London – While investors were waiting the speech of Federal Reserve Chair Janet Yellen late on Tuesday, to know whether the Federal Reserve is still supporting its optimistic expectations on the future of the US economy, the International Monetary Fund (IMF) announced thatit has cut its forecasts for the US growth to 2.1 percent in 2017 and 2018.

This is the first-of-its-kind drop since the election of Donald Trump because of his ambiguous plan to boost the economy and enhance the tax cut and fiscal spending plan of the US administration.

The IMF, after a review of US economic policy, said the Trump administration was unlikely to achieve its goal of annual GDP growth of 3 percent over a sustained period, partly because the labor market is at a level consistent with full employment.

The IMF in April had forecast US growth of 2.3 percent for 2017 and 2.5 percent for 2018, based partly on gains from expected tax cuts and new federal spending. But given the lack of details on the US administration’s “still evolving policy plans” the IMF said it had decided to remove the assumed stimulus from its forecasts.

The IMF said the Trump administration’s latest budget plans would place a disproportionate share of spending cuts on to low- and middle-income households, adding: “This would appear counter to the budget’s goals of promoting safety and prosperity for all Americans.”

The Fund added that the new forecasts significantly reflect the ambiguity of economic procedures which will be adopted within the coming months.

Days prior to Trump’s inauguration in January, IMF announced promising forecasts, after it administration promised to reform the tax system, allocate huge spending for infrastructure projects, and renegotiate commercial agreements in order to boost long-term growth to 3 percent starting from 2018.

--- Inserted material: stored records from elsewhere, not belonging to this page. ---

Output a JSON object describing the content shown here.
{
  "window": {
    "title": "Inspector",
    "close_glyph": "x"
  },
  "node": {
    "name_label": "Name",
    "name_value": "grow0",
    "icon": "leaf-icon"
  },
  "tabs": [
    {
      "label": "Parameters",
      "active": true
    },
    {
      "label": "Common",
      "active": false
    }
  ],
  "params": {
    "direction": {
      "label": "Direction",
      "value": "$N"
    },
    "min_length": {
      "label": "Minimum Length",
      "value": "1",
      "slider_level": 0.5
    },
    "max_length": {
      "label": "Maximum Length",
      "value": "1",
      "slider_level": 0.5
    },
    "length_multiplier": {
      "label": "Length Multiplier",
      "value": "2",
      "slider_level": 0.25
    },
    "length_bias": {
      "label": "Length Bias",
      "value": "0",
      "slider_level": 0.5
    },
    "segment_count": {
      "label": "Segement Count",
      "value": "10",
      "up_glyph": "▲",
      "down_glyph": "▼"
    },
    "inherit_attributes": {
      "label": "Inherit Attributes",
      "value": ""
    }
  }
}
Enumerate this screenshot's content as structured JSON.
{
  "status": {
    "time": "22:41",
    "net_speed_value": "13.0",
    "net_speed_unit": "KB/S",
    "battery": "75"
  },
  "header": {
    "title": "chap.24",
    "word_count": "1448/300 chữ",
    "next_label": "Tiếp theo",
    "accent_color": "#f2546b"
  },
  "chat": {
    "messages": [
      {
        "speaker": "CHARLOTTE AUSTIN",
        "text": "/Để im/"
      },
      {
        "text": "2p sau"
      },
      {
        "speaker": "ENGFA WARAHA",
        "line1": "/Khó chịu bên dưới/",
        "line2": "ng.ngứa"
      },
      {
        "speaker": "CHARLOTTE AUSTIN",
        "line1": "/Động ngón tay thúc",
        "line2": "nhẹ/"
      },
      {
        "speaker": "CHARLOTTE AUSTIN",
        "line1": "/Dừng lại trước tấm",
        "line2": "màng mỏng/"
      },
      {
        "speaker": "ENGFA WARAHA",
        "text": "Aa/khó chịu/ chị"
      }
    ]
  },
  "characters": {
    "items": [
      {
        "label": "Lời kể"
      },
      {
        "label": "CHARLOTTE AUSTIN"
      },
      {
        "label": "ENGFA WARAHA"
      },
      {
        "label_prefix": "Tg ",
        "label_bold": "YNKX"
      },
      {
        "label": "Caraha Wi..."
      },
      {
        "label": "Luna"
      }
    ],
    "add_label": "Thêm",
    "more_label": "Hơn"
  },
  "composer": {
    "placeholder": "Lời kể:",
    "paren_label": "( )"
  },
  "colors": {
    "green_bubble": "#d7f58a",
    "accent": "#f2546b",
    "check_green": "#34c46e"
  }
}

However, those procedures didn’t make progress in the congress. The IMF loudly doubts the government’s ability to fulfill its promises on the short term, pointing out that, the growth will likely be weaker than the budget’s estimations, and will require more time to be achieved, even amid a perfect recovery policy. The IMF also said the growth is unlikely to grow more than 1 percent as expected by Trump’s administration.